It represents the establishment of a unified market of US$2.6 trillion with a combined population of more than 622 million.
Thailand was the top target jurisdiction for intra-Asean M&A by value from 2014 to 1Q17, with US$10.3 billion from 38 deals.
The country is also the top bidder for intra-regional M&A by value, contributing to 46 deals worth US$12.9 billion from 2014 to 1Q17.
Activity in 1Q17 was high-lighted by the US$440 million acquisition of Vietnam Construction Materials JSC by Thailand-based SCG Cement-Building Material Co Ltd.
Indonesia came in first for volume and second for value as a target for intra-regional M&A from 2014 to 1Q17, with 76 deals worth US$8.1 billion.
With 30 deals worth US$4.5 billion, Vietnam was the third leading target jurisdiction by value from 2014 to 1Q17, while companies listed on its stock exchange continue to face restrictions in gaining additional foreign ownership — the government is reportedly planning for foreign involvement in infrastructure projects, which are expected to require US$400 billion over the next 10 years.
Coming in second for intra-regional M&A by volume are technology, media and telecommunications (TMT) with 42 deals worth US$2.6 billion from 2014 to 1Q17.

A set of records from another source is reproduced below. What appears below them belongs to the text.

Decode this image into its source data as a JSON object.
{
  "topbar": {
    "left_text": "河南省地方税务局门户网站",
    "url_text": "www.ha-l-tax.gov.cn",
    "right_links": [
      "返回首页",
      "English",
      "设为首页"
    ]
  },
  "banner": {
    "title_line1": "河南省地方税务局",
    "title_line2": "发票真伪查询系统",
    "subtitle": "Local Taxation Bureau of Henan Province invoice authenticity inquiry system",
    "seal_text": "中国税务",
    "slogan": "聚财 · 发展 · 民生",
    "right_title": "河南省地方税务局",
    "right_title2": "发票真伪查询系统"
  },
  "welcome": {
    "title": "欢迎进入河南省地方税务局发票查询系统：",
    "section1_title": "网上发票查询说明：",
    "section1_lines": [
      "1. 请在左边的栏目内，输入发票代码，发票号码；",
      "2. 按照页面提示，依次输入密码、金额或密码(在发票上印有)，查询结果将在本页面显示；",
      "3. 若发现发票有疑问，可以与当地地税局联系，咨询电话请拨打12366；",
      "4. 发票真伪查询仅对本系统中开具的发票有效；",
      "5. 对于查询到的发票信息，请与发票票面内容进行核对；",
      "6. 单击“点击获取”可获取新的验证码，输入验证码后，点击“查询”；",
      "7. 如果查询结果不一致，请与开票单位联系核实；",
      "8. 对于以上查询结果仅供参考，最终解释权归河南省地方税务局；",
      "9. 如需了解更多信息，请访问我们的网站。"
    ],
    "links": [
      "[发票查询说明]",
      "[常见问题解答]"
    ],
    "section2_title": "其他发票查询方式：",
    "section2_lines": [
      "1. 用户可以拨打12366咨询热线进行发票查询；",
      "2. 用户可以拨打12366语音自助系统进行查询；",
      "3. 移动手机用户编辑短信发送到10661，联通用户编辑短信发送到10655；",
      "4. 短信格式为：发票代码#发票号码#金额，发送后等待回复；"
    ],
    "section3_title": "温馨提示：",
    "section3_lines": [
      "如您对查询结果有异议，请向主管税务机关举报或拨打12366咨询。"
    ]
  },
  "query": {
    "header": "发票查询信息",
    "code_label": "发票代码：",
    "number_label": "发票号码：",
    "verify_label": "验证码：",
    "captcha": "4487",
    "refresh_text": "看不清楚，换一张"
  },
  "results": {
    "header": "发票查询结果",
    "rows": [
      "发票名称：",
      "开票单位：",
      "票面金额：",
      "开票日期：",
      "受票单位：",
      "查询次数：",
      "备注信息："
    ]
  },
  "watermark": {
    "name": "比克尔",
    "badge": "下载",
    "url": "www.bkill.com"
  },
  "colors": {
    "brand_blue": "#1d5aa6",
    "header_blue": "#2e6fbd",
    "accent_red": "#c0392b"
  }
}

TMT could see further deal-making as Asean corporations turn to inorganic growth to catch up with more advanced economies on a global trajectory towards a fourth industrial revolution.